Within days, Salceto, who lives in Franklinville, New Jersey, was packed and sitting aboard United Flight 731 from Philadelphia to San Francisco with his wife, Amy, and daughter, Donna Decker, on his way to Colma. For such a meaningful trip, he even wore his Army dress uniform.
That's how San Francisco-based flight attendant Noreen Baldwin spotted him as he walked down the jet bridge to get on the plane.
"I saw him and said to the other crew members, 'Oh my goodness, look at this guy,'" she says. "I knew there had to be a story."
The two struck up a conversation and Salceto told Baldwin why he was traveling. She got emotional listening to him talk and made a point of fussing over him, making sure he and his family had everything they needed.
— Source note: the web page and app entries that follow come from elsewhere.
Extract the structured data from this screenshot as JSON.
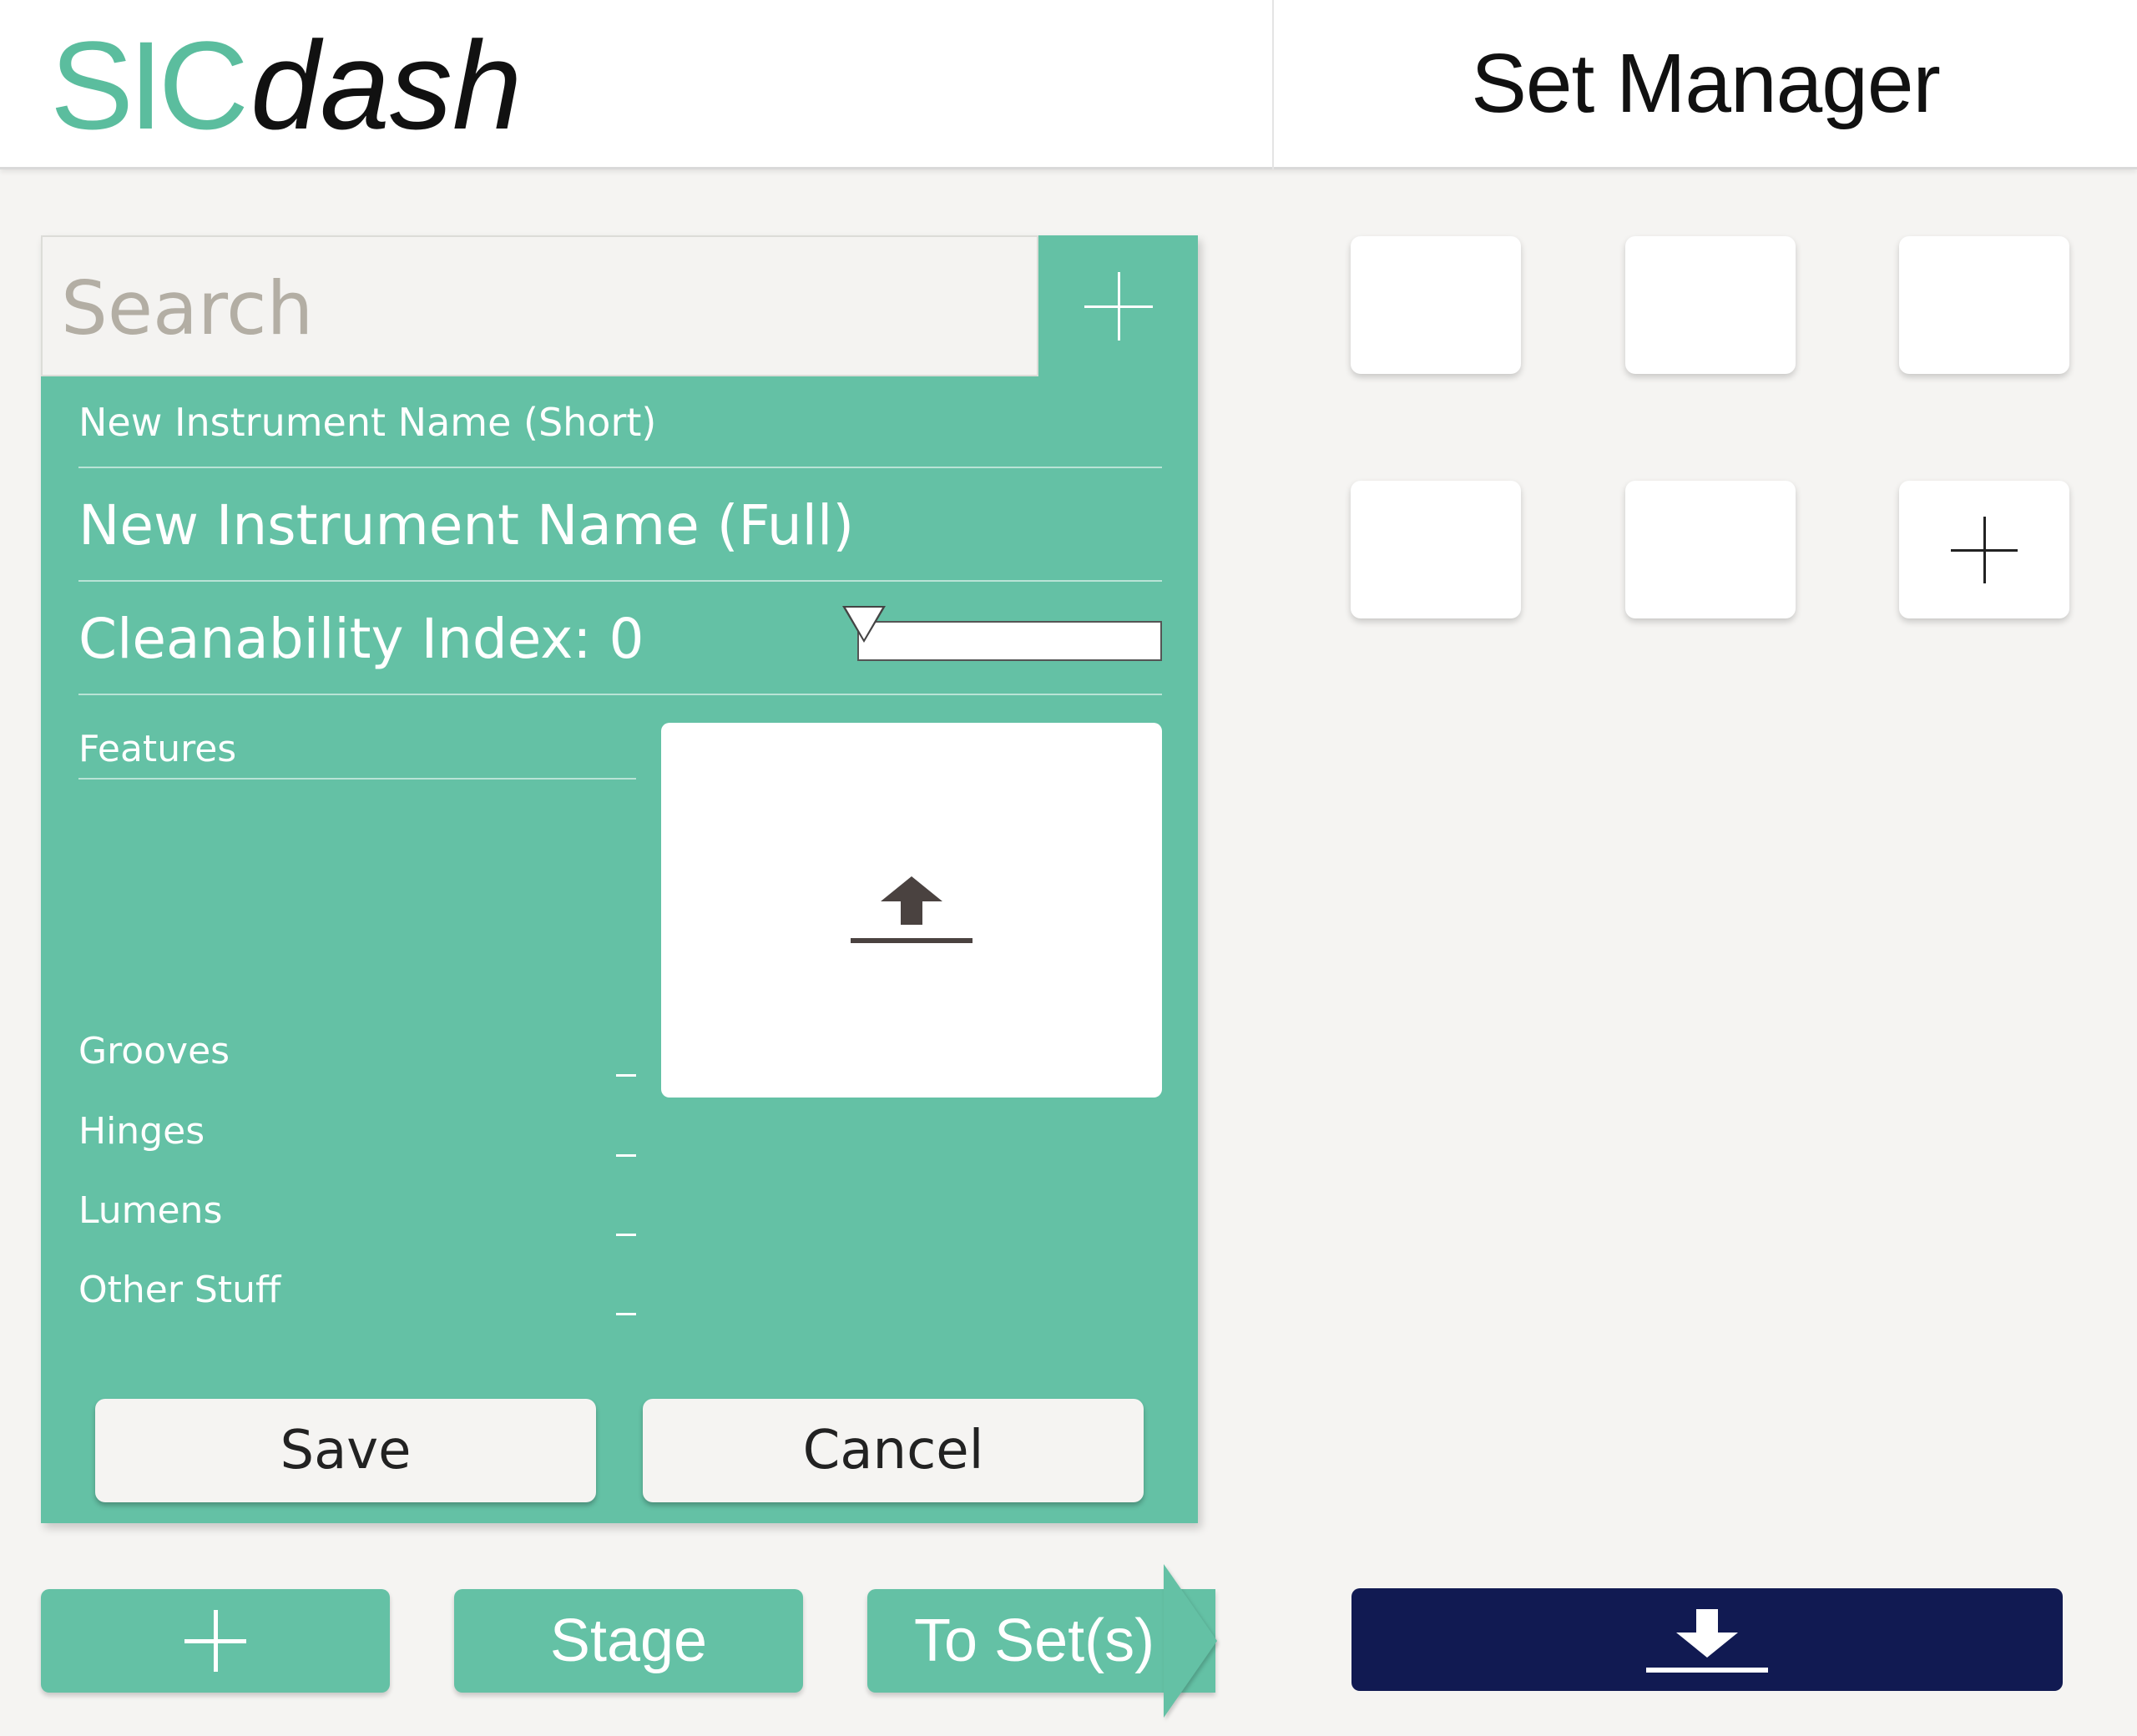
{
  "header": {
    "logo_part1": "SIC",
    "logo_part2": "dash",
    "title": "Set Manager"
  },
  "editor": {
    "search": {
      "placeholder": "Search",
      "value": ""
    },
    "short_name": "New Instrument Name (Short)",
    "full_name": "New Instrument Name (Full)",
    "cleanability": {
      "label": "Cleanability Index: 0",
      "value": 0
    },
    "features": {
      "heading": "Features",
      "items": [
        {
          "label": "Grooves",
          "value": "_"
        },
        {
          "label": "Hinges",
          "value": "_"
        },
        {
          "label": "Lumens",
          "value": "_"
        },
        {
          "label": "Other Stuff",
          "value": "_"
        }
      ]
    },
    "upload_icon": "upload-icon",
    "save_label": "Save",
    "cancel_label": "Cancel"
  },
  "bottom_bar": {
    "add_icon": "plus-icon",
    "stage_label": "Stage",
    "to_sets_label": "To Set(s)",
    "download_icon": "download-icon"
  },
  "sets": {
    "tile_count": 5,
    "add_icon": "plus-icon"
  },
  "colors": {
    "accent": "#64c1a5",
    "logo_accent": "#5bbd9e",
    "download_bg": "#111a52",
    "background": "#f5f4f2"
  }
}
About halfway through the flight, Baldwin had an idea. She and her fellow crew members would write messages of encouragement to Salceto and invite his fellow passengers to do the same.
"We did it discreetly," says Baldwin. "I asked the customers if they saw the man in uniform, which most had, and asked them if they wanted to write a few words for him on a cocktail napkin. A lot of people did; families did it together, parents got their kids to write something. After the first few rows, I was so choked up that I could barely talk."
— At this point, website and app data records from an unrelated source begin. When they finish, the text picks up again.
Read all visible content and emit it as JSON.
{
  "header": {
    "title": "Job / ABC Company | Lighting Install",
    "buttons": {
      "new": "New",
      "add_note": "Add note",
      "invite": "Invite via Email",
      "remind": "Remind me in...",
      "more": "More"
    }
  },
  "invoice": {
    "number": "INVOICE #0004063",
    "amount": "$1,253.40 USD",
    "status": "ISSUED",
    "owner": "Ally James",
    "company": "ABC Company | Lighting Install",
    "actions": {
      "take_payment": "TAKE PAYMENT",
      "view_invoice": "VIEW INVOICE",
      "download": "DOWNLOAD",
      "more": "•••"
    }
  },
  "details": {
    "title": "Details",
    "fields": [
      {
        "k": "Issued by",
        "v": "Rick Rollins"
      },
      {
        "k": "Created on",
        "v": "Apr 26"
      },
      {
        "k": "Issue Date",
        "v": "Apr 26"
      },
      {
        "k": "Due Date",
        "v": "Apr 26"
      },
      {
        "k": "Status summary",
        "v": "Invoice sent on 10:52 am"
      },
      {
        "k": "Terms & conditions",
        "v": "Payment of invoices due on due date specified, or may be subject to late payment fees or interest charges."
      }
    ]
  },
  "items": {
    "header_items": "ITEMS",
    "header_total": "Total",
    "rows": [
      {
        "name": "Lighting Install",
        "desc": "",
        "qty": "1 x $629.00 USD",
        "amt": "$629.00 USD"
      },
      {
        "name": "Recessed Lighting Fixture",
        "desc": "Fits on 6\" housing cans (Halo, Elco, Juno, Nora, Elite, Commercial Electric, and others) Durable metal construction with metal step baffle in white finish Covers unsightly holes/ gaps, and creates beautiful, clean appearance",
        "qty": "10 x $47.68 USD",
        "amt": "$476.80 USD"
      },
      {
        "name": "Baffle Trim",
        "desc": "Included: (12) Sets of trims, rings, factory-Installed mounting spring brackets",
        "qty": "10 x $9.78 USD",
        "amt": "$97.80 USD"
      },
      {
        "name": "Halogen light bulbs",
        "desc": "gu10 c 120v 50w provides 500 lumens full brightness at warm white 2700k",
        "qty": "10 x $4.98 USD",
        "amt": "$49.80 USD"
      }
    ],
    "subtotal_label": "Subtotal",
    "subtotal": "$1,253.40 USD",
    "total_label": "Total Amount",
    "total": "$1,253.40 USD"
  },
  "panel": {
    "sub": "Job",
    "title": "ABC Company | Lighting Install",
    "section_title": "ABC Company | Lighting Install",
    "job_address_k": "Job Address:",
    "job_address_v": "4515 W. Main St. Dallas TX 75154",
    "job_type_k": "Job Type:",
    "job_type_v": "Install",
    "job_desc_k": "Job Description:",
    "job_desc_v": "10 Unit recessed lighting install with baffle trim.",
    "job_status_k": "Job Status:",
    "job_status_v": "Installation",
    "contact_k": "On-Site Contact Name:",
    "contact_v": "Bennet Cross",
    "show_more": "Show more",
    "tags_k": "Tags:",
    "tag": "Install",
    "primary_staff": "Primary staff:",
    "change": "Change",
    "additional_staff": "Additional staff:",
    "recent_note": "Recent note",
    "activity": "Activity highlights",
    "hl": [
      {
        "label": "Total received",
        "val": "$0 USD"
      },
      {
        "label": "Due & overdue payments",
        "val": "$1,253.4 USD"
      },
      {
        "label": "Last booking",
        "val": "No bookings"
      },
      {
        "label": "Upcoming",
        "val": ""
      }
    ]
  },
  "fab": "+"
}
When Baldwin surprised Salceto with dozens of hand-written notes, he, too, was speechless. He laid the stack on his lap and read each one. At the same time, the pilots made an announcement about the veteran over the loud speaker, after which the customers on board burst into applause.
"It seems contrived, and I hate using the word organic, but that's what it was; it just happened," Baldwin says. "Mr. Salceto was so loveable and humble, and what he was doing was so incredible, it felt like the right thing to do. And you could tell he was touched."
On June 27, Salceto finally stood before Ferrari's grave and said that long-awaited goodbye. As a trumpeter played "Taps," he unpinned a medal from his jacket and laid it reverently on the headstone.
"I had gotten a Bronze Star for my actions [the night Ferrari died] with a 'V' for valor, and that was the medal I put on Dave's grave," says Salceto, pausing to fight back tears. "I thought he was more deserving of it than I was."
For the first time in years, Salceto felt at peace. His mission was accomplished.